Problem statement -
Restate the records below word for word, and omit the images they hold.

[Dataset records]
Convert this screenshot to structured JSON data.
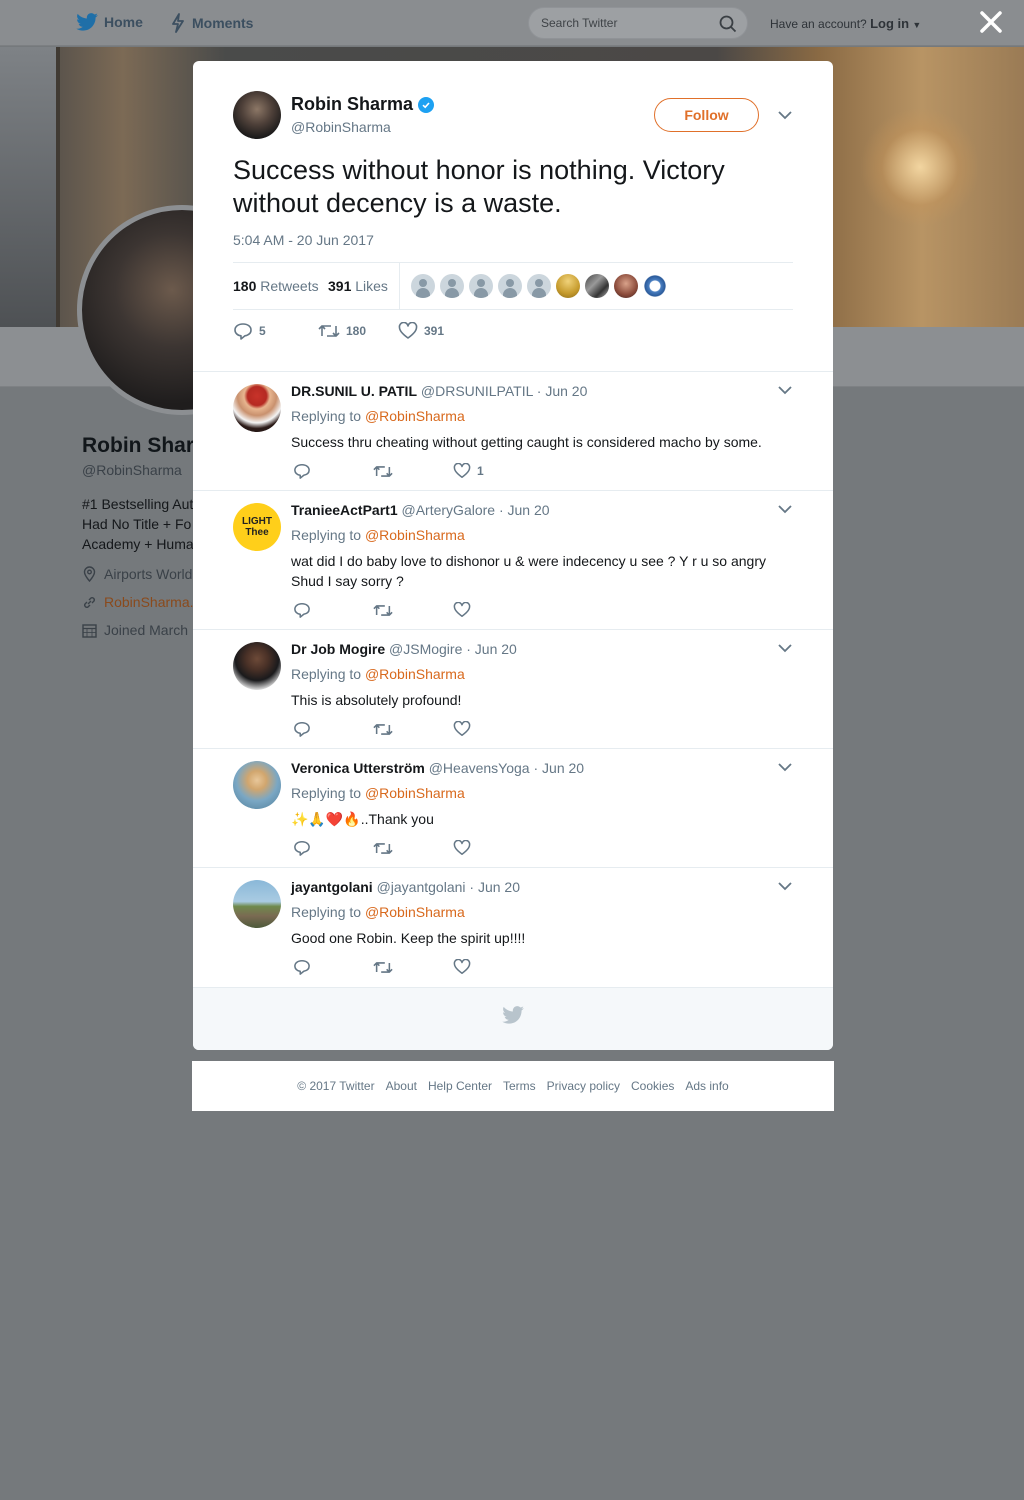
{
  "topnav": {
    "home_label": "Home",
    "moments_label": "Moments",
    "search_placeholder": "Search Twitter",
    "account_prompt": "Have an account?",
    "login_label": "Log in"
  },
  "profile": {
    "name": "Robin Shar",
    "handle": "@RobinSharma",
    "bio": "#1 Bestselling Aut\nHad No Title + Fo\nAcademy + Huma",
    "location": "Airports World",
    "url": "RobinSharma.",
    "joined": "Joined March"
  },
  "tweet": {
    "author_name": "Robin Sharma",
    "author_handle": "@RobinSharma",
    "follow_label": "Follow",
    "text": "Success without honor is nothing. Victory without decency is a waste.",
    "timestamp": "5:04 AM - 20 Jun 2017",
    "retweets_count": "180",
    "retweets_label": "Retweets",
    "likes_count": "391",
    "likes_label": "Likes",
    "reply_count": "5",
    "retweet_action_count": "180",
    "like_action_count": "391"
  },
  "replies": [
    {
      "name": "DR.SUNIL U. PATIL",
      "handle": "@DRSUNILPATIL",
      "date": "· Jun 20",
      "replying_prefix": "Replying to",
      "replying_to": "@RobinSharma",
      "text": "Success thru cheating without getting caught is considered macho by some.",
      "like_count": "1"
    },
    {
      "name": "TranieeActPart1",
      "handle": "@ArteryGalore",
      "date": "· Jun 20",
      "replying_prefix": "Replying to",
      "replying_to": "@RobinSharma",
      "text": "wat did I do baby love to dishonor u & were indecency u see ? Y r u so angry Shud I say sorry ?",
      "avatar_text_line1": "LIGHT",
      "avatar_text_line2": "Thee"
    },
    {
      "name": "Dr Job Mogire",
      "handle": "@JSMogire",
      "date": "· Jun 20",
      "replying_prefix": "Replying to",
      "replying_to": "@RobinSharma",
      "text": "This is absolutely profound!"
    },
    {
      "name": "Veronica Utterström",
      "handle": "@HeavensYoga",
      "date": "· Jun 20",
      "replying_prefix": "Replying to",
      "replying_to": "@RobinSharma",
      "text": "✨🙏❤️🔥..Thank you"
    },
    {
      "name": "jayantgolani",
      "handle": "@jayantgolani",
      "date": "· Jun 20",
      "replying_prefix": "Replying to",
      "replying_to": "@RobinSharma",
      "text": "Good one Robin. Keep the spirit up!!!!"
    }
  ],
  "footer": {
    "copyright": "© 2017 Twitter",
    "about": "About",
    "help": "Help Center",
    "terms": "Terms",
    "privacy": "Privacy policy",
    "cookies": "Cookies",
    "ads": "Ads info"
  },
  "colors": {
    "accent": "#e0702a",
    "link": "#d8691d",
    "verified": "#1da1f2",
    "overlay": "#75797c"
  }
}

Answer section -
Convert this screenshot to structured JSON data.
{
  "topnav": {
    "home_label": "Home",
    "moments_label": "Moments",
    "search_placeholder": "Search Twitter",
    "account_prompt": "Have an account?",
    "login_label": "Log in"
  },
  "profile": {
    "name": "Robin Shar",
    "handle": "@RobinSharma",
    "bio": "#1 Bestselling Aut\nHad No Title + Fo\nAcademy + Huma",
    "location": "Airports World",
    "url": "RobinSharma.",
    "joined": "Joined March"
  },
  "tweet": {
    "author_name": "Robin Sharma",
    "author_handle": "@RobinSharma",
    "follow_label": "Follow",
    "text": "Success without honor is nothing. Victory without decency is a waste.",
    "timestamp": "5:04 AM - 20 Jun 2017",
    "retweets_count": "180",
    "retweets_label": "Retweets",
    "likes_count": "391",
    "likes_label": "Likes",
    "reply_count": "5",
    "retweet_action_count": "180",
    "like_action_count": "391"
  },
  "replies": [
    {
      "name": "DR.SUNIL U. PATIL",
      "handle": "@DRSUNILPATIL",
      "date": "· Jun 20",
      "replying_prefix": "Replying to",
      "replying_to": "@RobinSharma",
      "text": "Success thru cheating without getting caught is considered macho by some.",
      "like_count": "1"
    },
    {
      "name": "TranieeActPart1",
      "handle": "@ArteryGalore",
      "date": "· Jun 20",
      "replying_prefix": "Replying to",
      "replying_to": "@RobinSharma",
      "text": "wat did I do baby love to dishonor u & were indecency u see ? Y r u so angry Shud I say sorry ?",
      "avatar_text_line1": "LIGHT",
      "avatar_text_line2": "Thee"
    },
    {
      "name": "Dr Job Mogire",
      "handle": "@JSMogire",
      "date": "· Jun 20",
      "replying_prefix": "Replying to",
      "replying_to": "@RobinSharma",
      "text": "This is absolutely profound!"
    },
    {
      "name": "Veronica Utterström",
      "handle": "@HeavensYoga",
      "date": "· Jun 20",
      "replying_prefix": "Replying to",
      "replying_to": "@RobinSharma",
      "text": "✨🙏❤️🔥..Thank you"
    },
    {
      "name": "jayantgolani",
      "handle": "@jayantgolani",
      "date": "· Jun 20",
      "replying_prefix": "Replying to",
      "replying_to": "@RobinSharma",
      "text": "Good one Robin. Keep the spirit up!!!!"
    }
  ],
  "footer": {
    "copyright": "© 2017 Twitter",
    "about": "About",
    "help": "Help Center",
    "terms": "Terms",
    "privacy": "Privacy policy",
    "cookies": "Cookies",
    "ads": "Ads info"
  },
  "colors": {
    "accent": "#e0702a",
    "link": "#d8691d",
    "verified": "#1da1f2",
    "overlay": "#75797c"
  }
}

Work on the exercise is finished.